Your objective:
Report back every line below that carries the word "desc".

Recorded information:
──────

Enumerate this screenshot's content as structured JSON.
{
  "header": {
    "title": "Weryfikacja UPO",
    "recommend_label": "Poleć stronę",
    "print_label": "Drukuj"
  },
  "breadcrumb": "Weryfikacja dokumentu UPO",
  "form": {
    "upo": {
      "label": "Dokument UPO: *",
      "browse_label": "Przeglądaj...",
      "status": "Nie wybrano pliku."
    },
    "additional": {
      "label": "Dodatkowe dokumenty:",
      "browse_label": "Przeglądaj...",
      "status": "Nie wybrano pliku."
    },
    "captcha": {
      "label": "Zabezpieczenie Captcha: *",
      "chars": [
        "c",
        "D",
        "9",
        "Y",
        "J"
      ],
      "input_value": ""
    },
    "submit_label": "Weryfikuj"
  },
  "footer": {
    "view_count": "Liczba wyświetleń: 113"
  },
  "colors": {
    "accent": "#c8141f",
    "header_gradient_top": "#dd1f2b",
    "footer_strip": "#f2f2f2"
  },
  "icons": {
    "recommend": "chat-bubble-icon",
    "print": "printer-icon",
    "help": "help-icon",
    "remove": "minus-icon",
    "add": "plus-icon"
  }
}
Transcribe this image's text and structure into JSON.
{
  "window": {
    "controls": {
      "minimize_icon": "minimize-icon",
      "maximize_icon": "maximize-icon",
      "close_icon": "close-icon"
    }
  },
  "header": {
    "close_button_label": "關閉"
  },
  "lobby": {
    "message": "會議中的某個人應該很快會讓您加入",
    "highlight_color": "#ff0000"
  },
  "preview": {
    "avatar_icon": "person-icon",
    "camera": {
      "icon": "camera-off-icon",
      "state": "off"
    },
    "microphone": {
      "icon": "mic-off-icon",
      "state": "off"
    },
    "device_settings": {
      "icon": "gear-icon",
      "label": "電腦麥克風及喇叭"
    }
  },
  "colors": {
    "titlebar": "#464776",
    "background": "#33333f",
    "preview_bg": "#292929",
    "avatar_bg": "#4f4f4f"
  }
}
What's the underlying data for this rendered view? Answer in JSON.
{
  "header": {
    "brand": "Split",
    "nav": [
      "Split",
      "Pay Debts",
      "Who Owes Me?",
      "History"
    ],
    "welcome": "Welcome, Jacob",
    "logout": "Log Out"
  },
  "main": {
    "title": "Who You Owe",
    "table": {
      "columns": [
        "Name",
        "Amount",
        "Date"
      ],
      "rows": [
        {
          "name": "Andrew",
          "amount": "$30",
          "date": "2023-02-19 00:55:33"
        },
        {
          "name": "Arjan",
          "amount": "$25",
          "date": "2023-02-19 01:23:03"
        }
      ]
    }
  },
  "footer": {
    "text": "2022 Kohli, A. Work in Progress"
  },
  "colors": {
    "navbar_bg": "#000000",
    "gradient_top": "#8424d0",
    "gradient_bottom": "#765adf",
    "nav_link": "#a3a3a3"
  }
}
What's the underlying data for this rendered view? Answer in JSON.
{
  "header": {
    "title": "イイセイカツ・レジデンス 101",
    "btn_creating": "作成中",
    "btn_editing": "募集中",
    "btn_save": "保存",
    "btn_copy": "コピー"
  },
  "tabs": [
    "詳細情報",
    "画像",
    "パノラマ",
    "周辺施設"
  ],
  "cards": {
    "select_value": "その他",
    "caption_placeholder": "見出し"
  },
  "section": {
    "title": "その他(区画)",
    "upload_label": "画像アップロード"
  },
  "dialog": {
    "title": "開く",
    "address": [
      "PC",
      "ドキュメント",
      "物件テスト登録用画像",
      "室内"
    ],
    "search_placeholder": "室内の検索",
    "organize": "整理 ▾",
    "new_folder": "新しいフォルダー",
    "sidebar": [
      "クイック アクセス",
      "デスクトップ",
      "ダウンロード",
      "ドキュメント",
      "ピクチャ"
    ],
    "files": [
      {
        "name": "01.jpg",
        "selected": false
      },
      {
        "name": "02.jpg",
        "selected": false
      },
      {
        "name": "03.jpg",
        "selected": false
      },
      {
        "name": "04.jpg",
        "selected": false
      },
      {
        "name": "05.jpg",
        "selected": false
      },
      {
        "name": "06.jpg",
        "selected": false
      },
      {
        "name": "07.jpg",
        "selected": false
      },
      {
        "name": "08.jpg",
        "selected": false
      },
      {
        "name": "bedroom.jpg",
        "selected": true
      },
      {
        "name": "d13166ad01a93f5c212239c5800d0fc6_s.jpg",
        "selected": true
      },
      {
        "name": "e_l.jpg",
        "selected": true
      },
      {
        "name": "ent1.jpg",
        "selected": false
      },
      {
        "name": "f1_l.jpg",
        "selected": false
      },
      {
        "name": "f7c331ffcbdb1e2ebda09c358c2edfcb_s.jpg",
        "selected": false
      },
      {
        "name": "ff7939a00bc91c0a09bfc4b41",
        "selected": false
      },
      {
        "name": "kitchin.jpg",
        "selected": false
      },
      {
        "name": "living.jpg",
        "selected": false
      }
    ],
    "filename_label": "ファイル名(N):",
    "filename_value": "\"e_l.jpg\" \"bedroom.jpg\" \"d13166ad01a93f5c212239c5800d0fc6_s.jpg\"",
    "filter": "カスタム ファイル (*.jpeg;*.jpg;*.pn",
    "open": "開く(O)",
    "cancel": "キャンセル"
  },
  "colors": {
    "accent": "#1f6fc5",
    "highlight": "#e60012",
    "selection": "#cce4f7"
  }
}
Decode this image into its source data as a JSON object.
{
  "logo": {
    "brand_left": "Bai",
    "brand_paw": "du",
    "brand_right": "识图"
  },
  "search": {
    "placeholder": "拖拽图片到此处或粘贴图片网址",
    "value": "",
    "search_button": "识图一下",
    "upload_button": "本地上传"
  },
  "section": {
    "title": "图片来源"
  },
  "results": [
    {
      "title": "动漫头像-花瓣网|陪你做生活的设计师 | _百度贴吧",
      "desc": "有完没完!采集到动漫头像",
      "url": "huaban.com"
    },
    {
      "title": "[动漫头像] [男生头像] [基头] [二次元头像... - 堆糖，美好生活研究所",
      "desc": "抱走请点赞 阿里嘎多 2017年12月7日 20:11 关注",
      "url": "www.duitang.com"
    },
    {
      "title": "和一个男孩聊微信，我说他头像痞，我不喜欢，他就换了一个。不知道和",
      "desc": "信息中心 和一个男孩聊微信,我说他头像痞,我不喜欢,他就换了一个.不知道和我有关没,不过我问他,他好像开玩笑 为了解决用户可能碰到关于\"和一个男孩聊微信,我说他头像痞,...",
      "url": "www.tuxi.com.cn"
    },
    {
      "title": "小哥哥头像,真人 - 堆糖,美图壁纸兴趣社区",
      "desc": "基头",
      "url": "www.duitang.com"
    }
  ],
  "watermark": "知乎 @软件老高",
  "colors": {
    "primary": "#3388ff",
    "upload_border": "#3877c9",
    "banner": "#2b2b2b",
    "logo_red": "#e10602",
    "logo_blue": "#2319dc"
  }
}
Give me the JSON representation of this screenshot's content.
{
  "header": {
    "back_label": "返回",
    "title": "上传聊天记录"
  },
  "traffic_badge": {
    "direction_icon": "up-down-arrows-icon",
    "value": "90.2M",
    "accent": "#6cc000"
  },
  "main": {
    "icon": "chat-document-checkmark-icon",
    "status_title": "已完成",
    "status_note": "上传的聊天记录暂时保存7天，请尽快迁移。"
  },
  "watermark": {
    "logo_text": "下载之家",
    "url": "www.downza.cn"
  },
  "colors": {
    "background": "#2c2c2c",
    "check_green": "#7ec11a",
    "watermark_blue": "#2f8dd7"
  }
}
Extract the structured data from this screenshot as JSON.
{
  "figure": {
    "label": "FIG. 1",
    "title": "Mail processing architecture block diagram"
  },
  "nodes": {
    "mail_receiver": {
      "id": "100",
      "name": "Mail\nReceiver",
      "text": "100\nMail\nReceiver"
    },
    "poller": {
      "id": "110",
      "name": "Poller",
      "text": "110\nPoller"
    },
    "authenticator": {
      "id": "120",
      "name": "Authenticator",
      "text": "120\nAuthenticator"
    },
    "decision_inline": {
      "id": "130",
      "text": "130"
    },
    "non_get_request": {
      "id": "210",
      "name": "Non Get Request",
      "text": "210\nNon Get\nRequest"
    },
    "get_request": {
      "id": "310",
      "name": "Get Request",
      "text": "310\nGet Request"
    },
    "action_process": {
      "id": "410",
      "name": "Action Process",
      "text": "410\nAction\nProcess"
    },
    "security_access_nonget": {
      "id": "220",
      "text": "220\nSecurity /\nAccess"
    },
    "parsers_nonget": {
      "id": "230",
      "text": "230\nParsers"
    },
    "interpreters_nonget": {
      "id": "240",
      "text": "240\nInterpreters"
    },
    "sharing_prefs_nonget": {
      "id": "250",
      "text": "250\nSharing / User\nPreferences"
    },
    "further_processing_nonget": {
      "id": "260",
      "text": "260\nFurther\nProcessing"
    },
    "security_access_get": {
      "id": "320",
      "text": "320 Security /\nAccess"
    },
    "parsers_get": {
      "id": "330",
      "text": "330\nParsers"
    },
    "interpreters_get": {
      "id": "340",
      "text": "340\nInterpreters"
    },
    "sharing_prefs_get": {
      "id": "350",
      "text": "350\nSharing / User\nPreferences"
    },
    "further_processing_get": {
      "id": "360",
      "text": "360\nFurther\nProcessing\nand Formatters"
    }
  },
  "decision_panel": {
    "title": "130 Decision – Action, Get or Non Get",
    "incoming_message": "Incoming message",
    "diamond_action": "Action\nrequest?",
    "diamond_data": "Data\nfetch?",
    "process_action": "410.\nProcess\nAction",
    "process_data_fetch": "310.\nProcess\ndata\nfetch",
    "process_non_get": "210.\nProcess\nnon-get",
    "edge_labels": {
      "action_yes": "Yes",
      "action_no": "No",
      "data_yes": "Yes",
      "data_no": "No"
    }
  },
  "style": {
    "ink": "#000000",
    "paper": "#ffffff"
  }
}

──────

Completed task:
      "desc": "有完没完!采集到动漫头像",
      "desc": "抱走请点赞 阿里嘎多 2017年12月7日 20:11 关注",
      "desc": "信息中心 和一个男孩聊微信,我说他头像痞,我不喜欢,他就换了一个.不知道和我有关没,不过我问他,他好像开玩笑 为了解决用户可能碰到关于\"和一个男孩聊微信,我说他头像痞,...",
      "desc": "基头",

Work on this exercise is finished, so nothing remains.